With water supplies scarce and hospitals overflowing, the United Nations has expressed concern over the humanitarian situation in Iraq. But whose job is it to provide the aid?
Seeking safety: Residents fleeing the burning city of Basra in southern Iraq late last month.
Geneva-based aid organizations are in a difficult position in Iraq, with limited ability to deliver basic food and medical aid, and the future of the region uncertain. Yet the already murky situation is further clouded by debate over whether it should be the invading forces or the world aid agencies who do the clean-up work in a post-Saddam Hussein Iraq.
The idea of the United States and Great Britain's militaries offering humanitarian -- or any other -- reconstruction aid has met with skepticism by some European nations, notably France. Following talks with the U.N. High Commissioner for Refugees on Tuesday, French President Jacques Chirac insisted: "It is the job of the United Nations, and it alone, to take on the political, economic, humanitarian and administrative reconstruction of Iraq."
For their part, U.S. President George Bush and British Prime Minister Tony Blair have said that the United Nations should indeed play a "vital role" in postwar Iraq. This is widely interpreted to be restricted to providing humanitarian aid, not in terms of helping reconstruct the country's government or industry.
Aid required under Geneva Convention
Geneva aid agencies themselves have been far less critical of the idea of getting assistance from the U.S. and U.K. In fact, they say, the Geneva convention says it is the duty of an invading power to give aid.
Nonetheless, said International Red Cross spokesman Florian Westphal, "What we are worried about is when, among the people of Iraq, the idea spreads that the military organizations and aid organizations are one and the same. We have to see to it that we continue to be seen as neutral and independent. If this reputation gets lost among the people because they think of us as soldiers, then we have a serious problem."
At present, the U.N. High Commission for Refugees has little to do, its camps at the Iraqi borders mostly stand empty. The World Food Program is giving food aid to the people in the north, and has supplies that are expected to last until the beginning of May. But water, not food, is the biggest problem

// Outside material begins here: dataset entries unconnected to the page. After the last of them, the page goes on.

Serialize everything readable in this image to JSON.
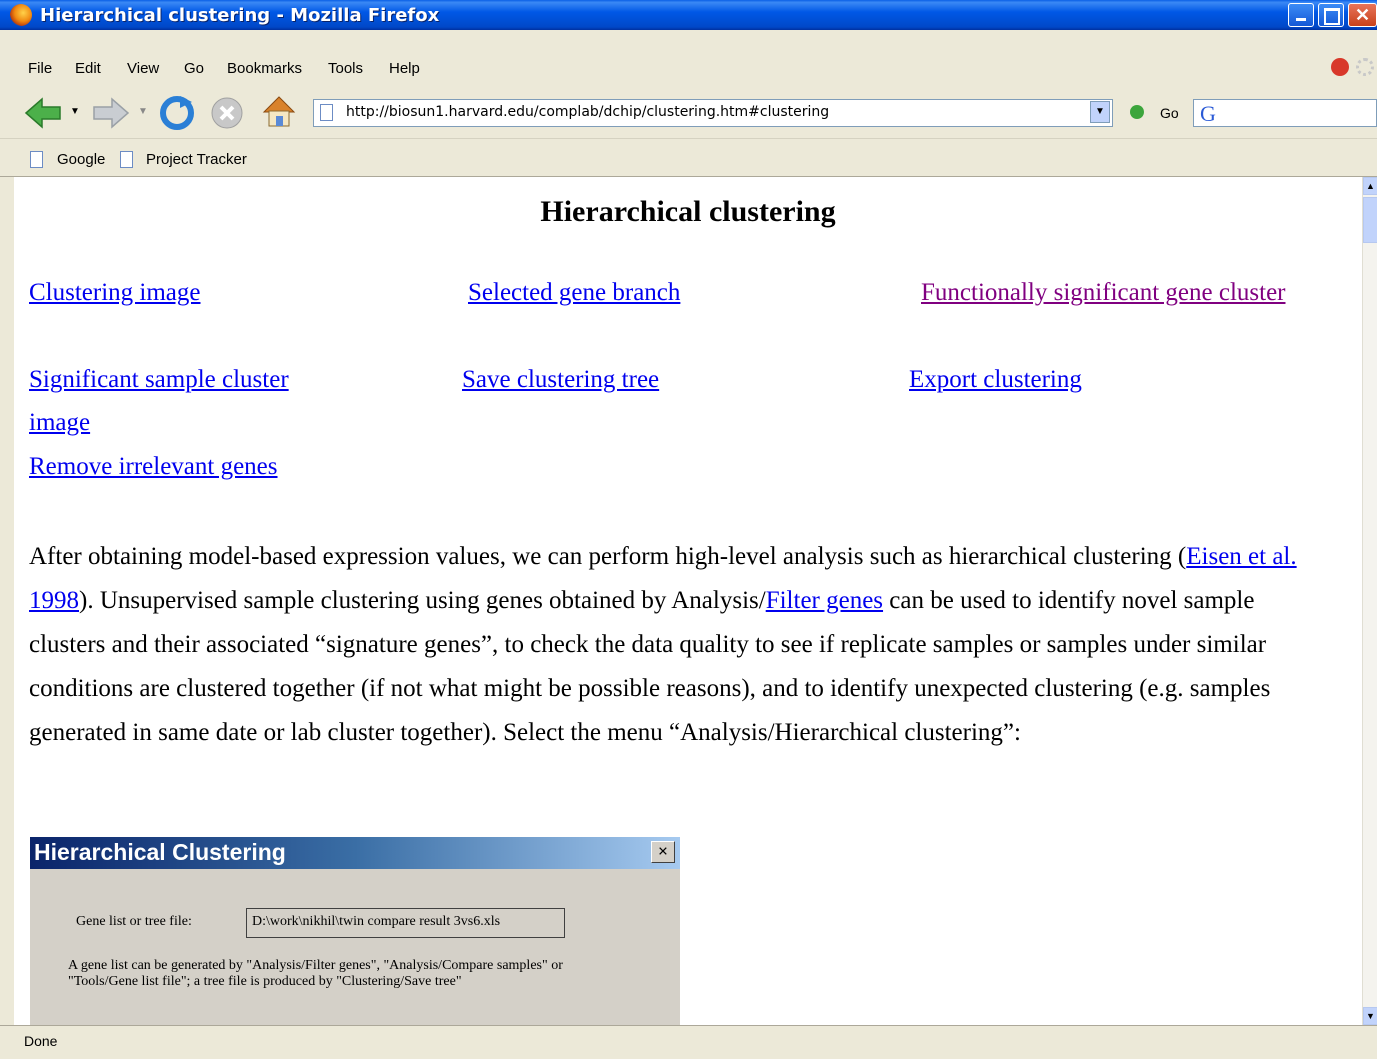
{
  "window": {
    "title": "Hierarchical clustering - Mozilla Firefox"
  },
  "menu": {
    "items": [
      "File",
      "Edit",
      "View",
      "Go",
      "Bookmarks",
      "Tools",
      "Help"
    ]
  },
  "navigation": {
    "url": "http://biosun1.harvard.edu/complab/dchip/clustering.htm#clustering",
    "go_label": "Go"
  },
  "bookmarks": {
    "items": [
      "Google",
      "Project Tracker"
    ]
  },
  "page": {
    "heading": "Hierarchical clustering",
    "links": {
      "clustering_image": "Clustering image",
      "selected_gene_branch": "Selected gene branch",
      "functionally_significant": "Functionally significant gene cluster",
      "significant_sample_cluster_line1": "Significant sample cluster",
      "significant_sample_cluster_line2": "image",
      "save_clustering_tree": "Save clustering tree",
      "export_clustering": "Export clustering",
      "remove_irrelevant_genes": "Remove irrelevant genes"
    },
    "paragraph": {
      "part1": "After obtaining model-based expression values, we can perform high-level analysis such as hierarchical clustering (",
      "link1": "Eisen et al. 1998",
      "part2": "). Unsupervised sample clustering using genes obtained by Analysis/",
      "link2": "Filter genes",
      "part3": " can be used to identify novel sample clusters and their associated “signature genes”, to check the data quality to see if replicate samples or samples under similar conditions are clustered together (if not what might be possible reasons), and to identify unexpected clustering (e.g. samples generated in same date or lab cluster together). Select the menu “Analysis/Hierarchical clustering”:"
    },
    "dialog": {
      "title": "Hierarchical Clustering",
      "close_label": "×",
      "gene_list_label": "Gene list or tree file:",
      "gene_list_value": "D:\\work\\nikhil\\twin compare result 3vs6.xls",
      "note": "A gene list can be generated by \"Analysis/Filter genes\", \"Analysis/Compare samples\" or \"Tools/Gene list file\"; a tree file is produced by \"Clustering/Save tree\""
    }
  },
  "status": {
    "text": "Done"
  },
  "colors": {
    "link": "#0000ee",
    "visited_link": "#800080",
    "titlebar": "#0058e6"
  }
}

Compromised water supply
In Basra and Baghdad, parts of the water supply have broken down, according to the Red Cross. Although specialists are feverishly working on repairs, the effects of a diminished water supply could be dramatic -- especially for children, who are already weak and susceptible, according to World Health Organization spokesman Ian Simpson.
"The more information we get from the cities, even in the south, the clearer the problem becomes. The temperatures are rising very quickly, and with that comes the problem of dysentery. Possibly there is also a problem with cholera. I am stressing that we have no reported cases of cholera to date, but the probability is high. These are our fears."
According to data from the children's aid organization UNICEF, the occurrence of dysentery is on the rise in southern Iraq. WHO's Simpson notes there is no point in feeding people when they can't be kept healthy. "Many simply can't keep the food in their systems."
Medical kits at the ready
In order to prevent a cholera or dysentery outbreak, the water quality must be tested, Simpson says. In Jordan, the WHO has 23 test kits ready to be deployed. "We are waiting to be able to get into Iraq but the decision has to be made at the U.N. level."
The WHO also has 36 emergency medical kits at the ready in Jordan, with drugs and medical supplies for use in the warzone. According to WHO information, each kit contains medical supplies needed for 10,000 people for up to three months.
An Iraqi man lies in a Baghdad hospital after being wounded in the war.
At the Red Cross, the focus of concern is currently Baghdad. There are no reliable counts of the dead and injured there, according to the Red Cross' Westphal. The hospitals are overflowing with the injured, and medical supplies are being exhausted. The Red Cross was able to re-supply just one clinic so far, and will try to do so with further clinics. But the ability to move around is extremely restricted due to the battles and bombardments.
Not just in Baghdad, but all across Iraq, the situation is worrisome, Westphal says. "In Nasiriya, Karbala, Najaf -- all these cities where there was intense fighting. Sometimes we hear reports that there, too, the situation in hospitals is really difficult. And these hospitals have no aid, for the time being."